you are free to explore anything that you decide is best for your growth and development.
The freedom to stick one's neck out and push the limits can sometimes backfire. For my son, a risk-taker, Brown is ideal: He was advised not to take four calculation-intensive courses at once (math/physics/CS). He was also advised not to take a 5th class in his first semester, while he's getting acclimated. So naturally, in his first semester, he's taking four calculation-intensive courses and
a 5th class with multiple long writing assignments.
I don't expect worse than the occasional hiccup when he has to stay up to 2 a.m. to finish all his work -- and I did convince him to take the writing class S/NC so he would feel comfortable limiting his research (which can become a black hole of time as one explores tangents to tangents trying to write the "perfect" paper). But he really doesn't care if he finishes his four years with a 4.0; he's there to explore.
There are many, many students who tried so hard to get into elite colleges that they stopped taking risks, because that lone B might take away valedictorian status and a 3 or 4 on an AP test might show indication that you are not the best of the best.

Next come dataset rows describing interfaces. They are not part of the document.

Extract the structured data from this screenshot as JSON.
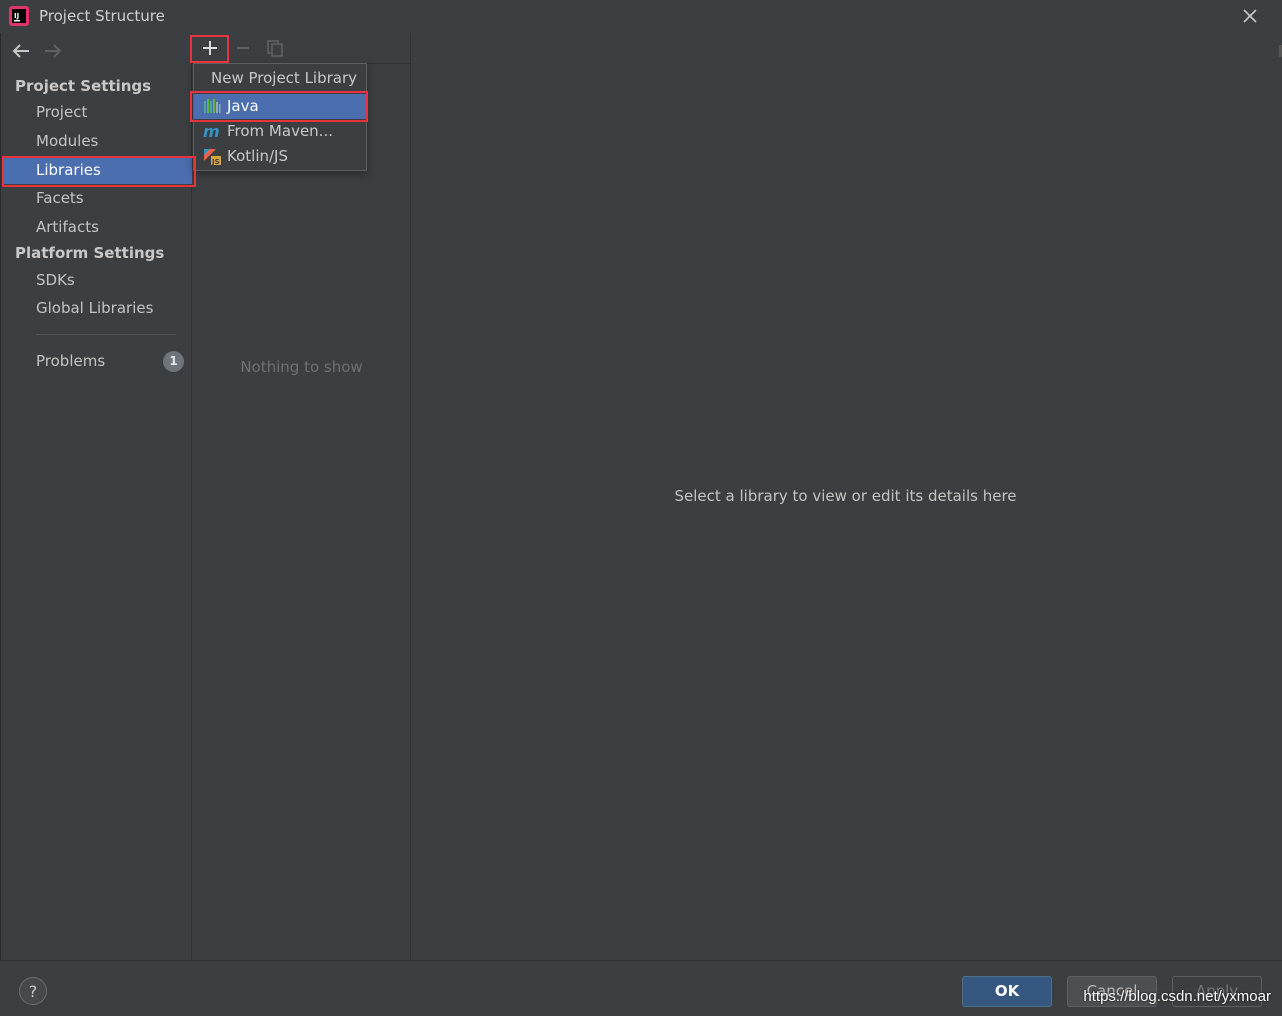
{
  "window": {
    "title": "Project Structure"
  },
  "sidebar": {
    "project_settings_header": "Project Settings",
    "project_items": [
      {
        "label": "Project"
      },
      {
        "label": "Modules"
      },
      {
        "label": "Libraries"
      },
      {
        "label": "Facets"
      },
      {
        "label": "Artifacts"
      }
    ],
    "platform_settings_header": "Platform Settings",
    "platform_items": [
      {
        "label": "SDKs"
      },
      {
        "label": "Global Libraries"
      }
    ],
    "problems_label": "Problems",
    "problems_count": "1"
  },
  "list_pane": {
    "empty_text": "Nothing to show"
  },
  "popup": {
    "title": "New Project Library",
    "items": [
      {
        "label": "Java",
        "icon": "java-library-icon"
      },
      {
        "label": "From Maven...",
        "icon": "maven-icon"
      },
      {
        "label": "Kotlin/JS",
        "icon": "kotlin-js-icon"
      }
    ]
  },
  "details_pane": {
    "placeholder": "Select a library to view or edit its details here"
  },
  "footer": {
    "help_label": "?",
    "ok_label": "OK",
    "cancel_label": "Cancel",
    "apply_label": "Apply"
  },
  "watermark": "https://blog.csdn.net/yxmoar",
  "colors": {
    "background": "#3c3f41",
    "selection": "#4b6eaf",
    "highlight_box": "#e8323c",
    "ok_button": "#365880"
  }
}
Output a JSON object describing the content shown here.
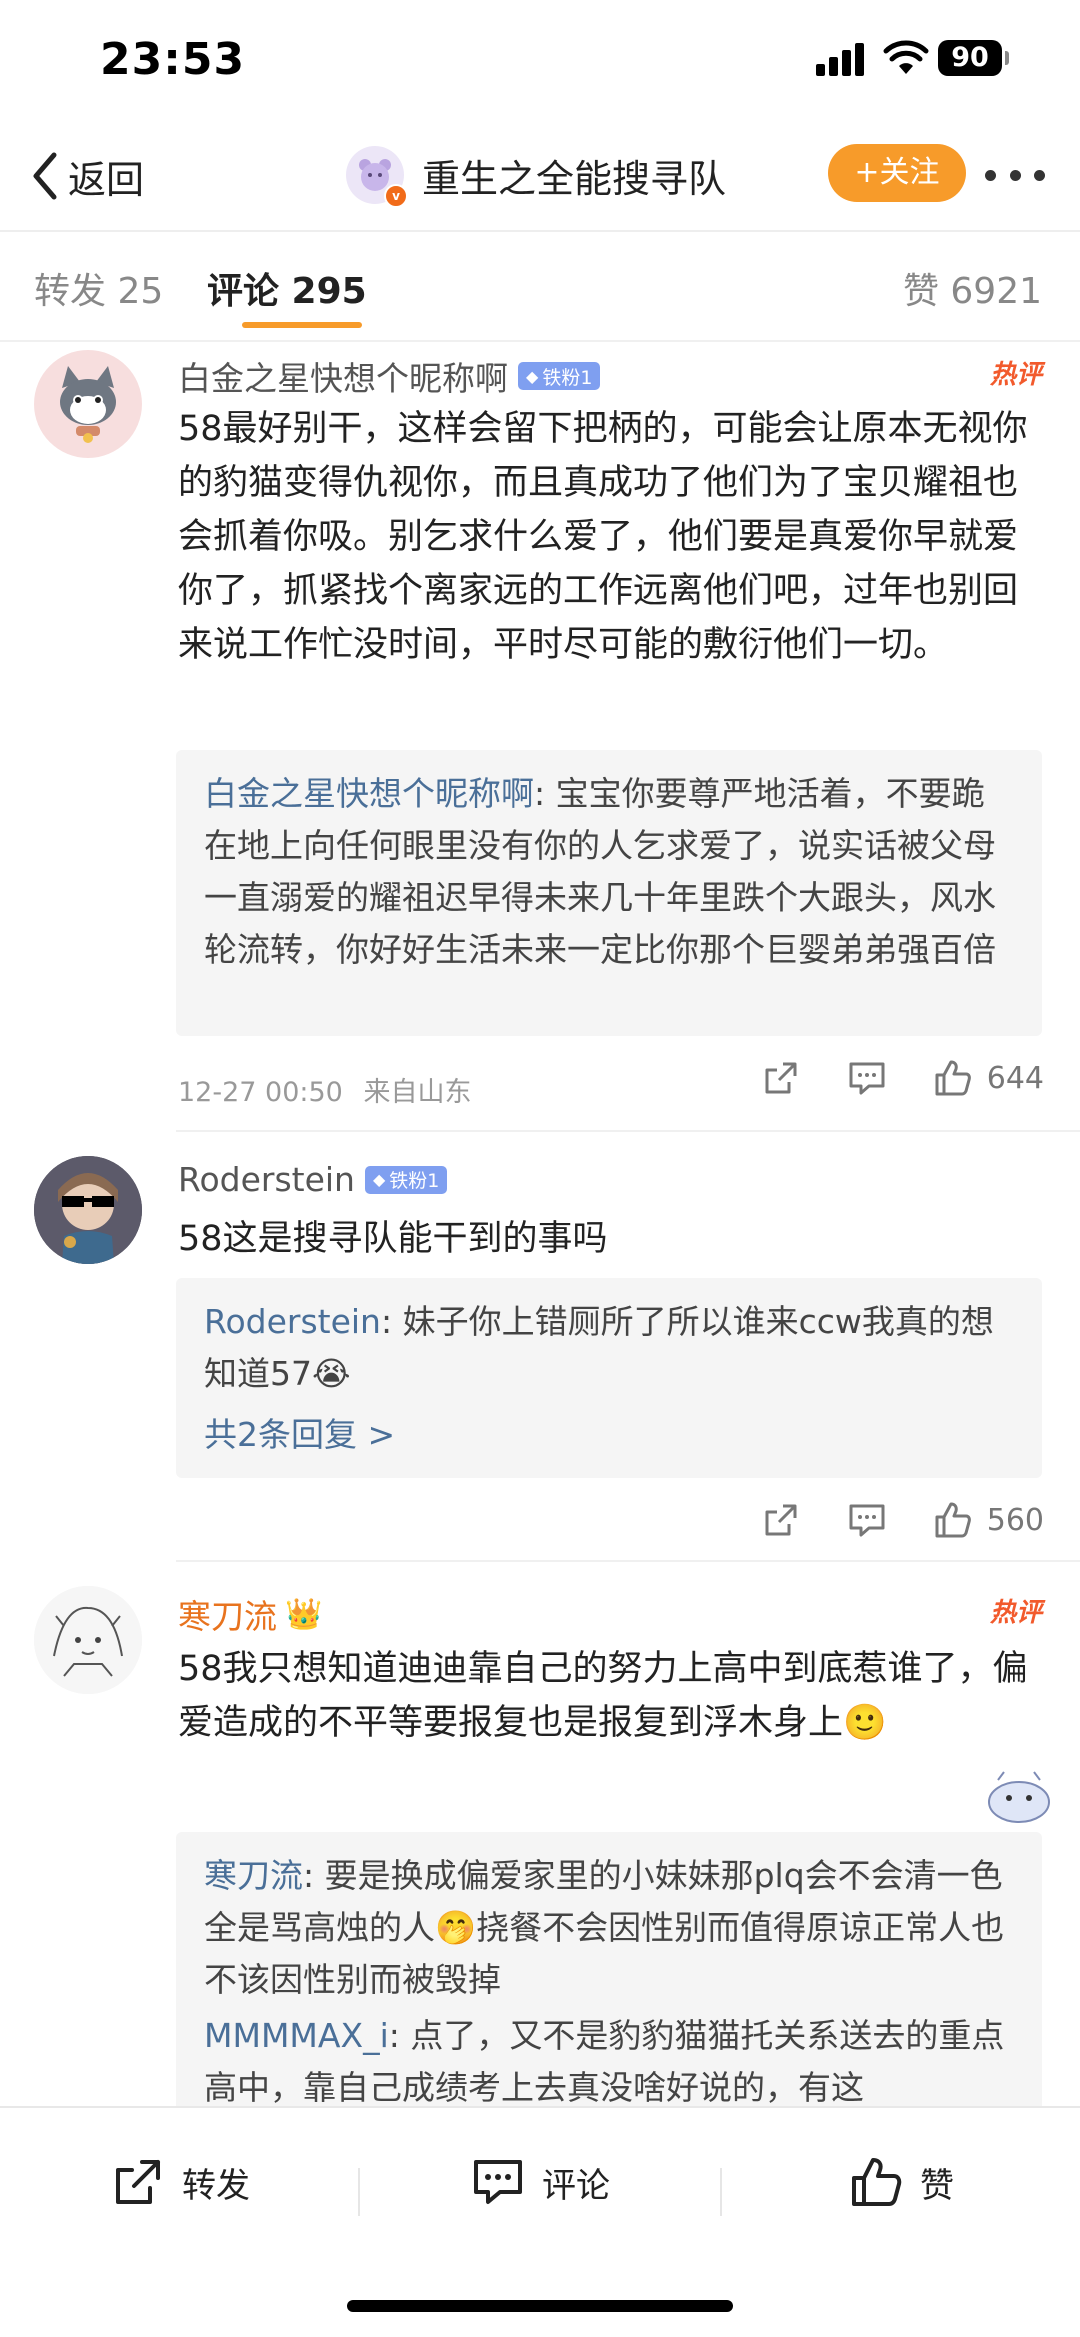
{
  "status_bar": {
    "time": "23:53",
    "battery": "90"
  },
  "nav": {
    "back_label": "返回",
    "title": "重生之全能搜寻队",
    "follow_label": "+关注"
  },
  "tabs": {
    "repost": "转发 25",
    "comment": "评论 295",
    "like": "赞 6921"
  },
  "colors": {
    "accent": "#f79b2a",
    "link": "#4a6f98",
    "hot": "#f25a2c",
    "fan_badge": "#7f9ff0"
  },
  "comments": [
    {
      "name": "白金之星快想个昵称啊",
      "badge": "铁粉1",
      "hot_label": "热评",
      "text": "58最好别干，这样会留下把柄的，可能会让原本无视你的豹猫变得仇视你，而且真成功了他们为了宝贝耀祖也会抓着你吸。别乞求什么爱了，他们要是真爱你早就爱你了，抓紧找个离家远的工作远离他们吧，过年也别回来说工作忙没时间，平时尽可能的敷衍他们一切。",
      "replies": [
        {
          "name": "白金之星快想个昵称啊",
          "text": ": 宝宝你要尊严地活着，不要跪在地上向任何眼里没有你的人乞求爱了，说实话被父母一直溺爱的耀祖迟早得未来几十年里跌个大跟头，风水轮流转，你好好生活未来一定比你那个巨婴弟弟强百倍"
        }
      ],
      "time": "12-27 00:50",
      "location": "来自山东",
      "likes": "644"
    },
    {
      "name": "Roderstein",
      "badge": "铁粉1",
      "text": "58这是搜寻队能干到的事吗",
      "replies": [
        {
          "name": "Roderstein",
          "text": ": 妹子你上错厕所了所以谁来ccw我真的想知道57😭"
        }
      ],
      "more_replies": "共2条回复 >",
      "likes": "560"
    },
    {
      "name": "寒刀流",
      "hot_label": "热评",
      "text": "58我只想知道迪迪靠自己的努力上高中到底惹谁了，偏爱造成的不平等要报复也是报复到浮木身上🙂",
      "replies": [
        {
          "name": "寒刀流",
          "text": ": 要是换成偏爱家里的小妹妹那plq会不会清一色全是骂高烛的人🤭挠餐不会因性别而值得原谅正常人也不该因性别而被毁掉"
        },
        {
          "name": "MMMMAX_i",
          "text": ": 点了，又不是豹豹猫猫托关系送去的重点高中，靠自己成绩考上去真没啥好说的，有这"
        }
      ]
    }
  ],
  "toolbar": {
    "repost": "转发",
    "comment": "评论",
    "like": "赞"
  },
  "icons": {
    "back": "chevron-left-icon",
    "more": "more-icon",
    "share": "share-icon",
    "comment": "comment-icon",
    "like": "thumbs-up-icon",
    "signal": "signal-icon",
    "wifi": "wifi-icon"
  }
}
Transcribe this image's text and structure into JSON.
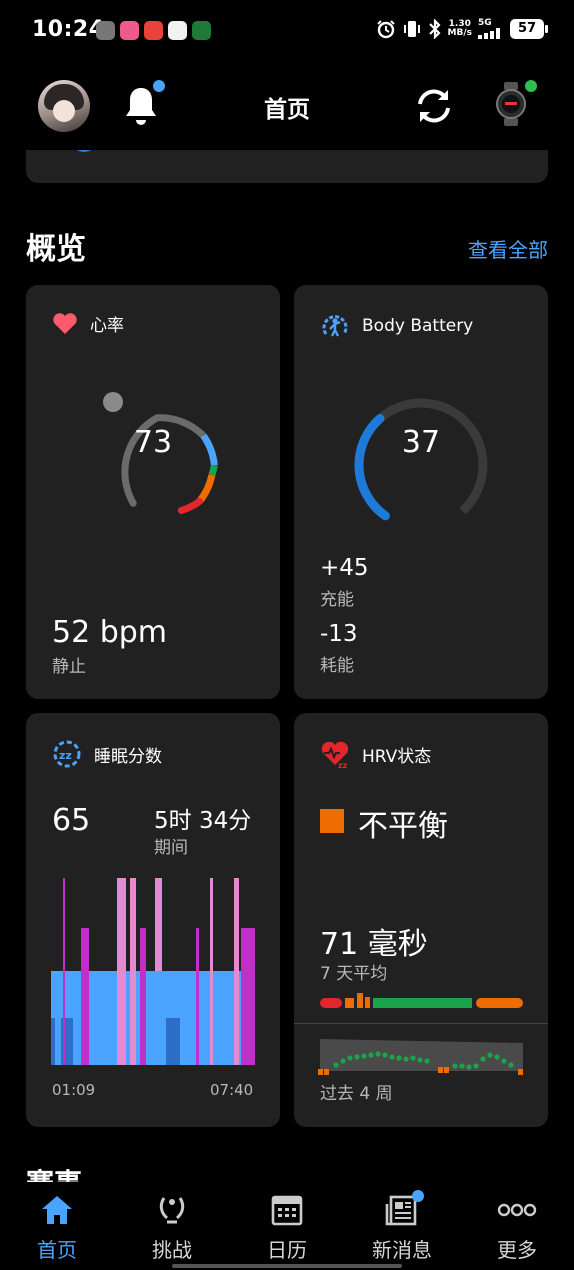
{
  "status_bar": {
    "time": "10:24",
    "net_speed_top": "1.30",
    "net_speed_bottom": "MB/s",
    "network": "5G",
    "battery": "57"
  },
  "header": {
    "title": "首页"
  },
  "overview": {
    "section_title": "概览",
    "view_all": "查看全部"
  },
  "heart_rate": {
    "title": "心率",
    "current": "73",
    "resting_value": "52 bpm",
    "resting_label": "静止"
  },
  "body_battery": {
    "title": "Body Battery",
    "current": "37",
    "level_fraction": 0.37,
    "charged_value": "+45",
    "charged_label": "充能",
    "drained_value": "-13",
    "drained_label": "耗能"
  },
  "sleep": {
    "title": "睡眠分数",
    "score": "65",
    "duration": "5时 34分",
    "duration_label": "期间",
    "start_time": "01:09",
    "end_time": "07:40"
  },
  "hrv": {
    "title": "HRV状态",
    "status": "不平衡",
    "value": "71 毫秒",
    "value_label": "7 天平均",
    "period_label": "过去 4 周"
  },
  "next_section_partial": "赛事",
  "tabs": [
    {
      "label": "首页"
    },
    {
      "label": "挑战"
    },
    {
      "label": "日历"
    },
    {
      "label": "新消息"
    },
    {
      "label": "更多"
    }
  ],
  "colors": {
    "accent": "#4aa3ff",
    "card_bg": "#212121",
    "hrv_unbalanced": "#ef6c00",
    "hrv_balanced": "#1aa34a",
    "heart": "#ff5a6e"
  }
}
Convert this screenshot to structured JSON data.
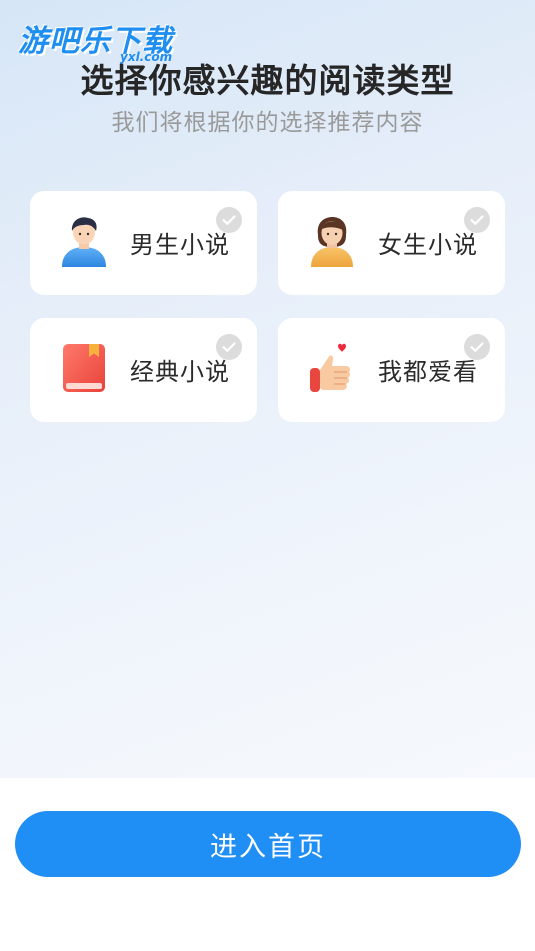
{
  "watermark": {
    "text": "游吧乐下载",
    "sub": "yxl.com"
  },
  "header": {
    "title": "选择你感兴趣的阅读类型",
    "subtitle": "我们将根据你的选择推荐内容"
  },
  "categories": [
    {
      "label": "男生小说",
      "icon": "boy-avatar-icon",
      "selected": false
    },
    {
      "label": "女生小说",
      "icon": "girl-avatar-icon",
      "selected": false
    },
    {
      "label": "经典小说",
      "icon": "red-book-icon",
      "selected": false
    },
    {
      "label": "我都爱看",
      "icon": "thumbs-up-heart-icon",
      "selected": false
    }
  ],
  "footer": {
    "enter_label": "进入首页"
  },
  "colors": {
    "accent": "#1f8ef5",
    "check_unselected": "#dcdcdc",
    "title": "#262626",
    "subtitle": "#9a9a9a"
  }
}
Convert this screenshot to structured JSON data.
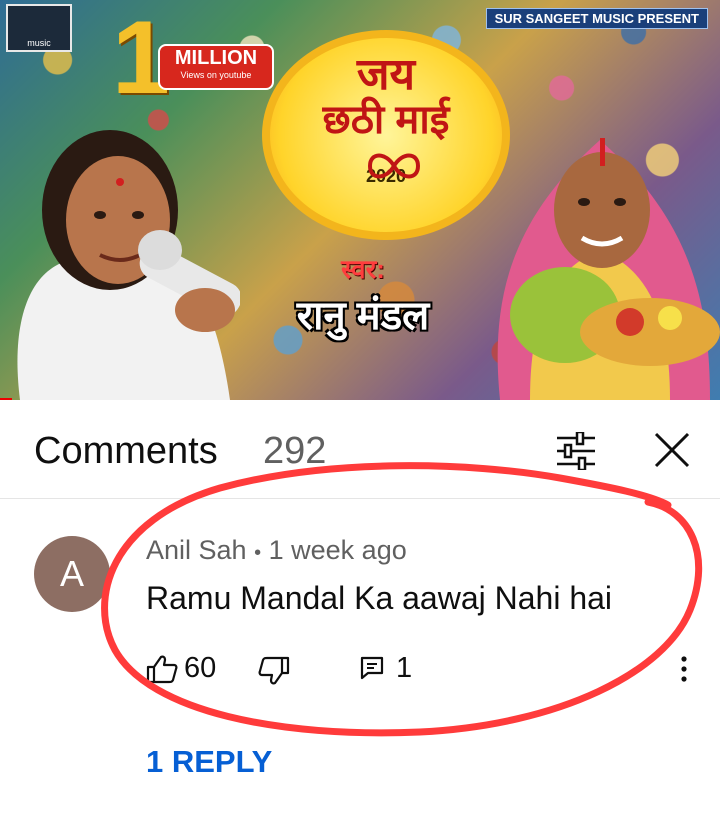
{
  "thumbnail": {
    "channel_logo_text": "music",
    "presenter": "SUR SANGEET MUSIC PRESENT",
    "badge_number": "1",
    "badge_text": "MILLION",
    "badge_subtext": "Views on youtube",
    "title_line1": "जय",
    "title_line2": "छठी माई",
    "year": "2020",
    "singer_prefix": "स्वर:",
    "singer_name": "रानु मंडल",
    "progress_fraction": 0.017
  },
  "comments_panel": {
    "title": "Comments",
    "count": "292",
    "sort_icon": "sort-filter-icon",
    "close_icon": "close-icon"
  },
  "comment": {
    "avatar_letter": "A",
    "avatar_color": "#8d6e63",
    "author": "Anil Sah",
    "separator": "•",
    "time": "1 week ago",
    "text": "Ramu Mandal Ka aawaj Nahi hai",
    "likes": "60",
    "replies_count": "1",
    "replies_link": "1 REPLY"
  },
  "colors": {
    "link_blue": "#065fd4",
    "annotation_red": "#ff3b3b",
    "secondary_text": "#606060"
  }
}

Brown is especially well suited for risk-takers, the independent travelers. But there are lots of people who want to take the package tour (aka core curriculum) because it's safe and predictable.